to submit their raw data for the FDA to review. Safety, immune response, and efficacy data from the trial stages
are submitted to the FDA before they are authorized for use and distribution. Per FDA requirements, DoD will be
monitoring and tracking vaccine reports of vaccine side effects through various surveillance activities both internal and
external to the DoD.
A10: The DoD will offer vaccine to civilian and contractor staff with direct patient care and to those who normally
receive vaccine for occupational health purposes, as authorized in accordance with DoD regulation. This may include
some of those working on installations or depots or arsenals, and we are continuing to refine these populations in
preparation for the additional vaccination efforts following vaccination of healthcare workers.
A11: Yes, based on DoD prioritization.
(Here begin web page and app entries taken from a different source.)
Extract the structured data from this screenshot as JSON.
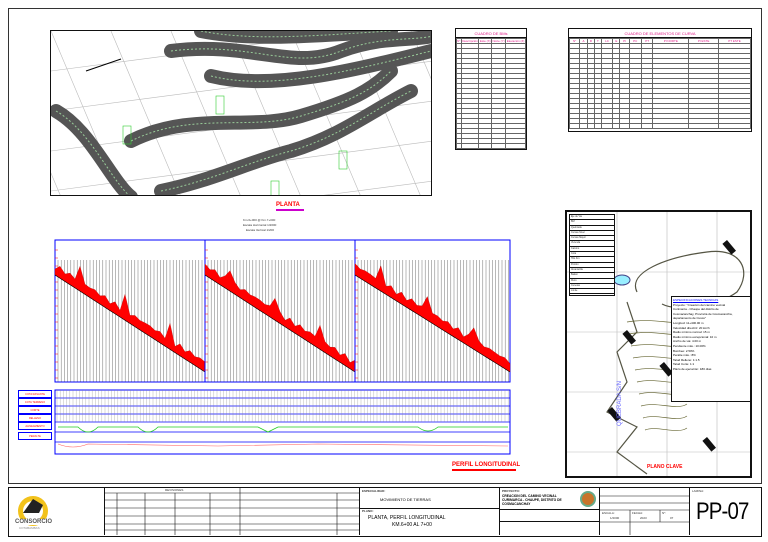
{
  "planta": {
    "label": "PLANTA",
    "scale": "1/2000"
  },
  "bm_table": {
    "title": "CUADRO DE BMs",
    "headers": [
      "N°",
      "Descripción",
      "Este (X)",
      "Norte (Y)",
      "Elevación (Z)"
    ],
    "rows": 23
  },
  "curve_table": {
    "title": "CUADRO DE ELEMENTOS DE CURVA",
    "headers": [
      "N°",
      "Δ",
      "R",
      "T",
      "LC",
      "E",
      "PI",
      "PC",
      "PT",
      "PI NORTE",
      "PI ESTE",
      "PT ESTE"
    ],
    "rows": 17
  },
  "profile": {
    "title": "PERFIL LONGITUDINAL",
    "scale": "1/2000",
    "kms": "Km.6+000 @ Km.7+000",
    "h_scale": "Escala Horizontal 1/2000",
    "v_scale": "Escala Vertical 1/200",
    "row_labels": [
      "COTA RASANTE",
      "COTA TERRENO",
      "CORTE",
      "RELLENO",
      "ALINEAMIENTO",
      "PERALTE"
    ]
  },
  "plano_clave": {
    "title": "PLANO CLAVE",
    "river": "QUEBRADA S/N",
    "spec_title": "ESPECIFICACIONES TECNICAS",
    "spec_lines": [
      "Proyecto: \"Creación del camino vecinal",
      "Curimarca - Chaupe del distrito de",
      "Cosmacanchay, Provincia de Cosmacancha,",
      "departamento de Cusco\"",
      "Longitud: 11+400.00 m",
      "Velocidad directriz: 20 km/h",
      "Radio mínimo normal: 15 m",
      "Radio mínimo excepcional: 10 m",
      "Ancho de via: 4.00 m",
      "Pendiente máx.: 10.00%",
      "Bombeo: 2.50%",
      "Peralte máx.: 8%",
      "Talud Relleno: 1:1.5",
      "Talud Corte: 1:1",
      "Plazo de ejecución: 180 días"
    ],
    "legend": [
      "Eje de Via",
      "BM",
      "Quebrada",
      "Curvas Nivel",
      "Curvas Mayor",
      "Vivienda",
      "Camino",
      "Cota",
      "Hito Km",
      "Pontón",
      "Alcantarilla",
      "Badén",
      "Muro",
      "Cunetas",
      "Limite"
    ]
  },
  "title_block": {
    "company": "CONSORCIO",
    "company_sub": "COTABAMBAS",
    "specialty_label": "ESPECIALIDAD:",
    "specialty": "MOVIMIENTO DE TIERRAS",
    "plan_label": "PLANO:",
    "plan_line1": "PLANTA, PERFIL LONGITUDINAL",
    "plan_line2": "KM.6+00 AL 7+00",
    "project_label": "PROYECTO:",
    "project": "CREACION DEL CAMINO VECINAL CURIMARCA - CHAUPE, DISTRITO DE COSMACANCHAY",
    "revisions_label": "REVISIONES",
    "sheet": "PP-07",
    "sheet_label": "LAMINA:",
    "scale_label": "ESCALA:",
    "scale": "1/2000",
    "date_label": "FECHA:",
    "date": "2023",
    "sheet_num_label": "N°:",
    "sheet_num": "07"
  },
  "colors": {
    "terrain": "#ff0000",
    "grid": "#0000ff",
    "road": "#4d4d4d",
    "accent": "#e0208a"
  }
}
While there is limited vaccine availability, vaccination distribution prioritization
will focus on those providing direct medical care, maintaining essential national security and installation functions,
deploying forces, and those beneficiaries at the highest risk for developing severe illness from COVID-19. TRICARE
beneficiaries empaneled at a DoD Military Treatment Facility (MTF) are eligible to receive the vaccine at a DoD MTF.
TRICARE beneficiaries who receive care at DoD MTFs on a space-available basis can alternately receive vaccine
through the local civilian jurisdiction.
A12: To the greatest extent possible, beneficiaries in priority groups who are enrolled at Military Treatment Facilities
(MTF) should come to the MTF to be vaccinated. This will ensure the maximum number of vaccine opportunities
allocated to jurisdictions other than DoD are available for the non-DoD population. TRICARE beneficiaries who receive
care at DoD MTFs on a space-available basis can alternately receive vaccine through the local civilian jurisdiction.